Job was neither malicious nor cruel. He knew that such traits would betray a lack of integrity, for he said: “If I used to rejoice at the extinction of one intensely hating me, or I felt excited because evil had found him . . . , I did not allow my palate to sin by asking for an oath against his soul.”—Job 31:29, 30.
Upright Job never rejoiced if calamity befell someone hating him. A later proverb warns: “When your enemy falls, do not rejoice; and when he is caused to stumble, may your heart not be joyful, that Jehovah may not see and it be bad in his eyes and he certainly turn back his anger from against him.” (Prov. 24:17, 18) Since Jehovah can read the heart, he knows if we are secretly rejoicing over another person’s calamity and surely does not approve of such an attitude. (Prov. 17:5) God may deal with us accordingly, for he says: “Vengeance is mine, and retribution.”—Deut. 32:35.
Job was hospitable. (Job 31:31, 32) Although we may not be rich, we can “follow the course of hospitality.” (Rom. 12:13) We can share something simple with others, remembering that “better is a dish of vegetables where there is love than a manger-fed bull and hatred along with it.” (Prov. 15:17) Eating with a fellow integrity keeper in a loving atmosphere will make even a simple meal enjoyable and will surely benefit us spiritually.
7 It must have been spiritually upbuilding to enjoy Job’s hospitality, for he was not a hypocrite.
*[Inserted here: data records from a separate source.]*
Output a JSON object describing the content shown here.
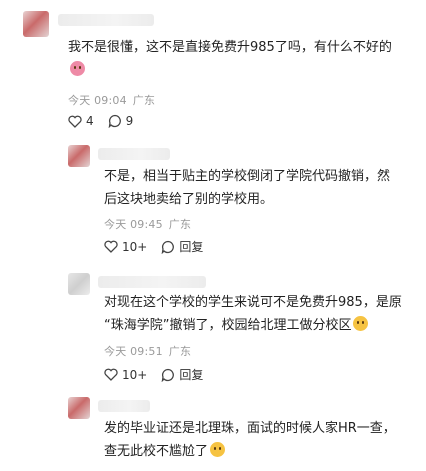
{
  "comments": [
    {
      "text": "我不是很懂，这不是直接免费升985了吗，有什么不好的",
      "emoji": "crying-face-emoji",
      "time": "今天 09:04",
      "location": "广东",
      "likes": "4",
      "replies": "9"
    },
    {
      "line1": "不是，相当于贴主的学校倒闭了学院代码撤销，然",
      "line2": "后这块地卖给了别的学校用。",
      "time": "今天 09:45",
      "location": "广东",
      "likes": "10+",
      "reply_label": "回复"
    },
    {
      "line1": "对现在这个学校的学生来说可不是免费升985，是原",
      "line2": "“珠海学院”撤销了，校园给北理工做分校区",
      "emoji": "smirk-emoji",
      "time": "今天 09:51",
      "location": "广东",
      "likes": "10+",
      "reply_label": "回复"
    },
    {
      "line1": "发的毕业证还是北理珠，面试的时候人家HR一查，",
      "line2": "查无此校不尴尬了",
      "emoji": "smirk-emoji"
    }
  ]
}
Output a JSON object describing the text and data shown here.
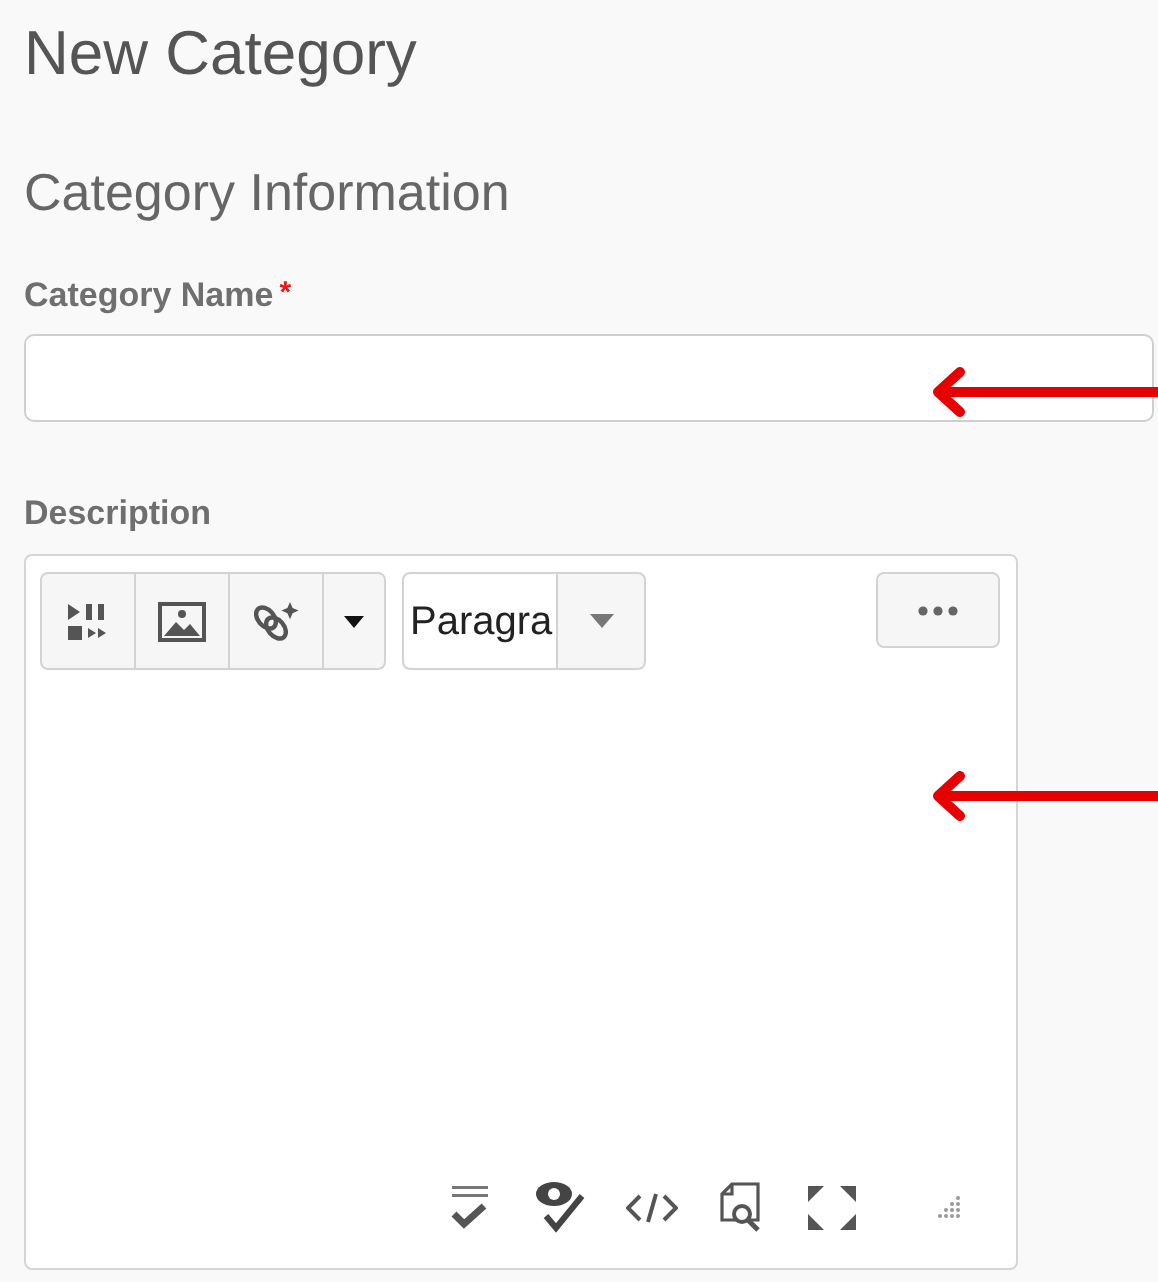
{
  "page_title": "New Category",
  "section_title": "Category Information",
  "name_field": {
    "label": "Category Name",
    "required_mark": "*"
  },
  "description_field": {
    "label": "Description",
    "editor": {
      "format_select": "Paragra"
    }
  }
}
He was not like the ungodly men who slipped into the first-century congregation and were “admiring personalities for the sake of their own benefit.” (Jude 3, 4, 16) Nor did Job cover over his transgression or ‘hide his error in his shirt pocket,’ fearing contempt if others learned of it. He was willing to be examined by God, to whom he would make any needed confession. (Job 31:33-37)
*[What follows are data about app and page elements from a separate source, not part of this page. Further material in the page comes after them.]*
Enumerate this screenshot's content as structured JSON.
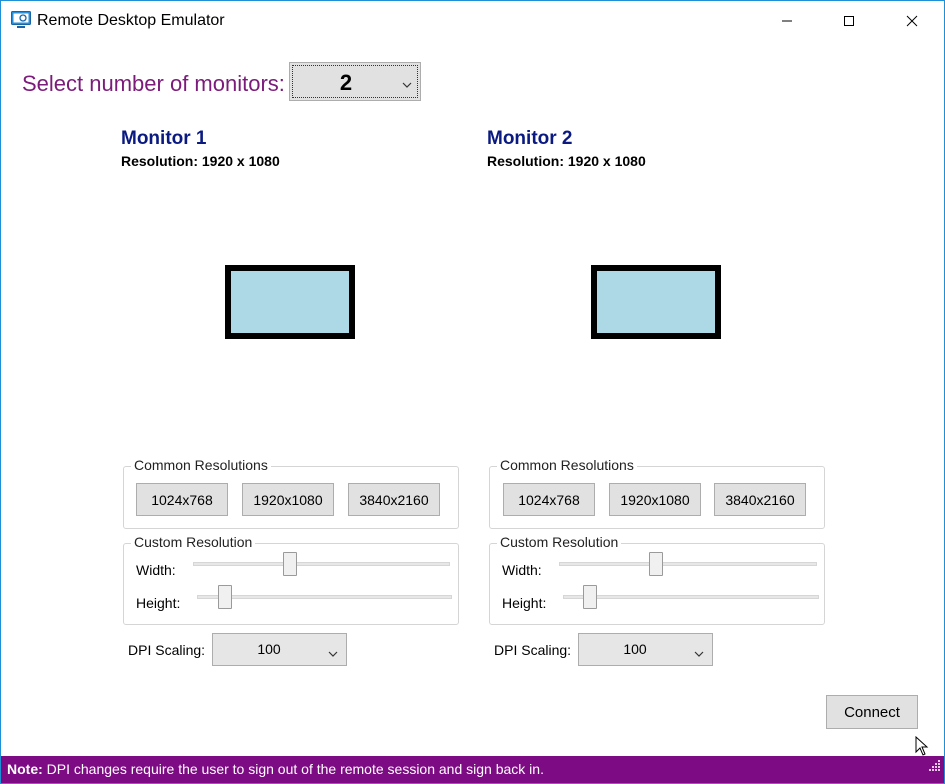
{
  "window": {
    "title": "Remote Desktop Emulator",
    "icon": "remote-desktop-icon"
  },
  "selector": {
    "label": "Select number of monitors:",
    "value": "2"
  },
  "monitors": [
    {
      "title": "Monitor 1",
      "resolution": "Resolution: 1920 x 1080",
      "common_legend": "Common Resolutions",
      "presets": [
        "1024x768",
        "1920x1080",
        "3840x2160"
      ],
      "custom_legend": "Custom Resolution",
      "width_label": "Width:",
      "height_label": "Height:",
      "dpi_label": "DPI Scaling:",
      "dpi_value": "100"
    },
    {
      "title": "Monitor 2",
      "resolution": "Resolution: 1920 x 1080",
      "common_legend": "Common Resolutions",
      "presets": [
        "1024x768",
        "1920x1080",
        "3840x2160"
      ],
      "custom_legend": "Custom Resolution",
      "width_label": "Width:",
      "height_label": "Height:",
      "dpi_label": "DPI Scaling:",
      "dpi_value": "100"
    }
  ],
  "connect_label": "Connect",
  "status": {
    "prefix": "Note:",
    "message": " DPI changes require the user to sign out of the remote session and sign back in."
  },
  "colors": {
    "accent": "#7d0b83",
    "monitor_title": "#0a1a80",
    "monitor_fill": "#add8e6",
    "selector_label": "#7b1c7b"
  }
}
If we were to sin gravely, let us not try to hide such wrongdoing to save face. How can we show that we are trying to maintain integrity? By acknowledging our error, repenting, seeking spiritual help, and doing all we can to make amends.—Prov. 28:13; Jas. 5:13-15.